▶ **Exercise prompt**: Report all lines of the data below that hold the word "label".
*** Opening of Records shown ***
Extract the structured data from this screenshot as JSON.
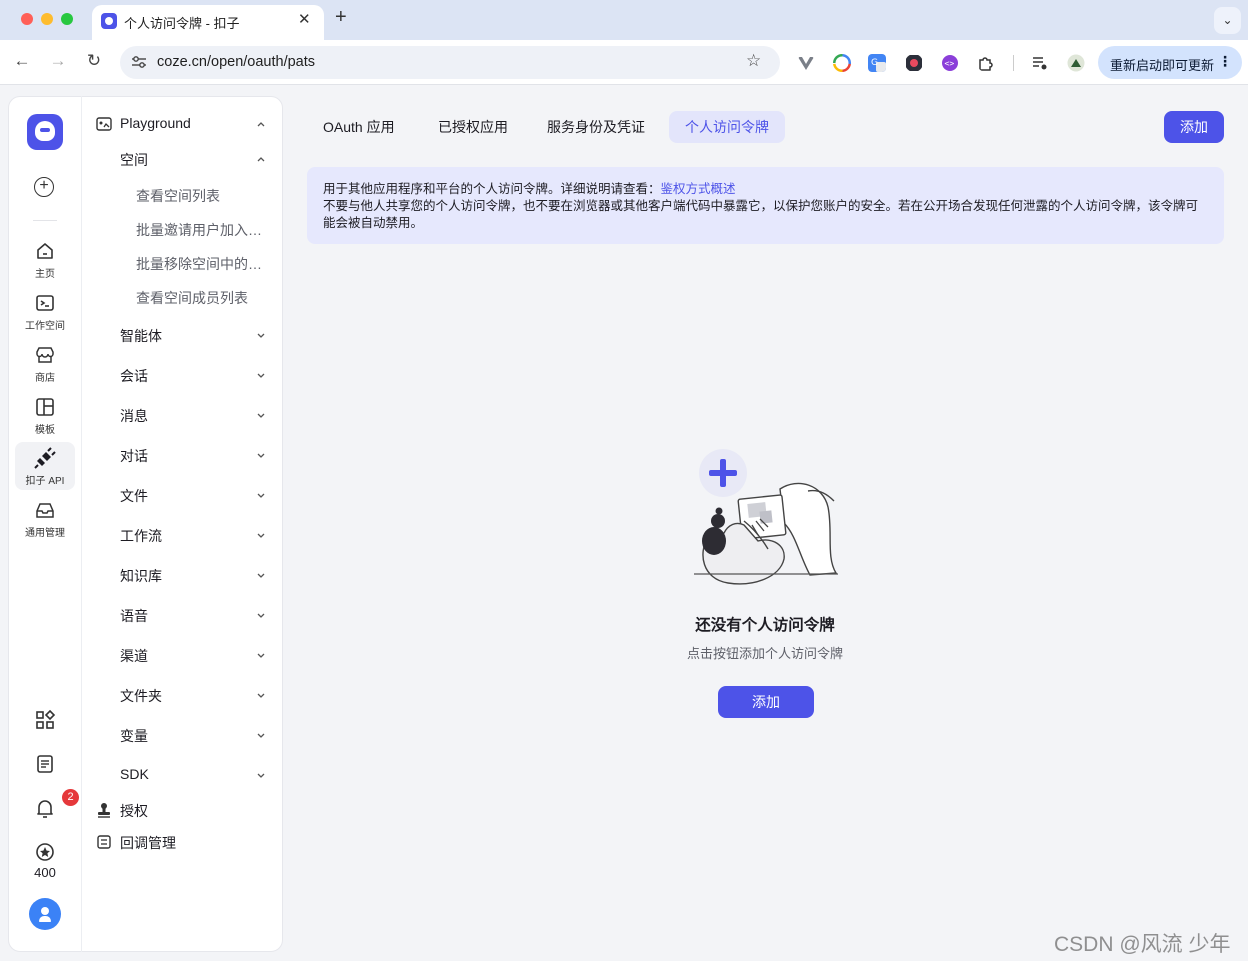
{
  "browser": {
    "tab_title": "个人访问令牌 - 扣子",
    "url": "coze.cn/open/oauth/pats",
    "update_button": "重新启动即可更新"
  },
  "rail": {
    "items": [
      {
        "label": "主页"
      },
      {
        "label": "工作空间"
      },
      {
        "label": "商店"
      },
      {
        "label": "模板"
      },
      {
        "label": "扣子 API"
      },
      {
        "label": "通用管理"
      }
    ],
    "notification_count": "2",
    "credits": "400"
  },
  "doc_nav": {
    "playground": "Playground",
    "space": "空间",
    "space_children": [
      "查看空间列表",
      "批量邀请用户加入…",
      "批量移除空间中的…",
      "查看空间成员列表"
    ],
    "sections": [
      "智能体",
      "会话",
      "消息",
      "对话",
      "文件",
      "工作流",
      "知识库",
      "语音",
      "渠道",
      "文件夹",
      "变量",
      "SDK"
    ],
    "auth": "授权",
    "callback": "回调管理"
  },
  "main": {
    "tabs": [
      "OAuth 应用",
      "已授权应用",
      "服务身份及凭证",
      "个人访问令牌"
    ],
    "active_tab": "个人访问令牌",
    "add_button": "添加",
    "notice_line1": "用于其他应用程序和平台的个人访问令牌。详细说明请查看：",
    "notice_link": "鉴权方式概述",
    "notice_line2": "不要与他人共享您的个人访问令牌，也不要在浏览器或其他客户端代码中暴露它，以保护您账户的安全。若在公开场合发现任何泄露的个人访问令牌，该令牌可能会被自动禁用。",
    "empty_title": "还没有个人访问令牌",
    "empty_desc": "点击按钮添加个人访问令牌",
    "empty_add_button": "添加"
  },
  "watermark": "CSDN @风流 少年",
  "colors": {
    "accent": "#4d53e8",
    "notice_bg": "#e6e8fd",
    "badge": "#e5383b"
  }
}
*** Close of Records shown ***
▶ **Task output**:
        "label": "主页"
        "label": "工作空间"
        "label": "商店"
        "label": "模板"
        "label": "扣子 API"
        "label": "通用管理"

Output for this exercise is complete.